OLYMPIA, Wash. (AP) —
Dog owners could face new penalties in Washington state if they tie up or "tether" their dogs in an inhumane way.
Gov. Jay Inslee signed a bill into law Wednesday that would make it illegal for a person to leave a dog tethered for a reckless period of time without providing him or her with adequate access to food, water and shelter. Dogs must also be placed in a safe and sanitary area that protects them from excessive heat or cold.
Inslee said the bill spells out a number of rules and restrictions intended to reduce dogs' injuries as a result of being tethered such as making sure they're not left on a chain or rope that is so heavy it impedes their ability to sit, stand or lie down.
"Thanks for everybody working on this to take care of our best friends here," Inslee said peering at all of the dogs surrounding him at the bill signing ceremony.
Currently, Washington state doesn't have animal cruelty standards or penalties for when a dog is left tied up or tethered. The new statute would allow animal care and control officers to issue warnings or civil infractions for inhumane animal tethering.
"We think it's great," said Lisa Feder, director of operations for the Humane Society for Southwest Washington. "This bill has been on the radar for all Washington state humane societies for a long time and we're very happy to see it's finally written into law."
After the signing, the bill's sponsor, Republican Sen. Joe Fain of Auburn, said the biggest benefit is that animal control officers can now step in and take corrective actions when people witness a dog tethered in an unsafe way.
"There are a lot of animals in our state, a lot of dogs in our state, that are being held in really unsafe environments that are having horrible and disfiguring injuries because of the way they're being tethered," Fain said while a dog named Coco tugged at the leash in his hand.
Animal advocates urged lawmakers to also ensure owners cannot use choke, pinch, halter or prong-type collars when tying up their animal.
Laura Clark, the executive director of the Whatcom Humane Society in Bellingham, spoke at a hearing last month and brought in a chain collar that was used to tie up a dog, which ended up becoming embedded into the dog's neck.
She said some dogs can get so tangled up in their tethers they lose limbs or die of strangulation.
"Sadly many dogs in our state are forced to live their entire lives chained or tethered 24 hours a day," Clark said at the hearing. "These chains can be heavy and short limiting a dog's ability to move, find shelter from the elements or comfortably sit or lay down."
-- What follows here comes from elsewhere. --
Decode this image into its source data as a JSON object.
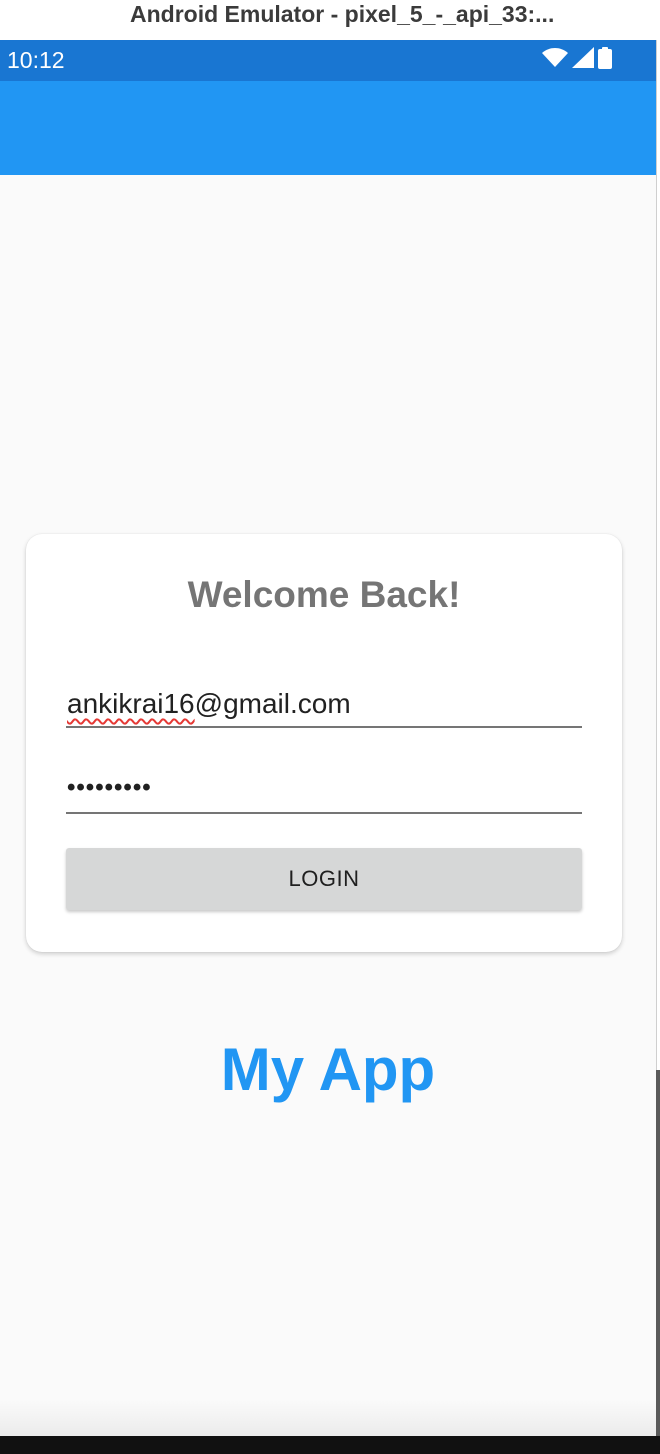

Clark said the dog with the embedded collar named Sadie along with her 10 puppies ended up making a full recovery and were adopted from the shelter. She said legislation like this can help prevent future animal abuse and neglect.
Feder admits some people are simply accustomed to keeping their dogs outside.
"A lot of times people will say we have always kept our dog tied out," she said. "Some people also don't have the money to fence their yards."
Still, Feder believes most dog owners in southwest Washington support the new law.
Two years ago, KATU highlighted a charity called 'Fences for Fido.' The organization helps people build fences on their properties so their dogs can run free.
About 20 other states along with the District of Columbia have enacted similar dog tethering laws, including California, Connecticut, Delaware, Hawaii, Illinois, Indiana, Louisiana, Maryland, Massachusetts, Michigan, Nevada, North Carolina, Oregon, Rhode Island, Tennessee, Texas, Vermont, Virginia and West Virginia.
KATU News contributed to this story.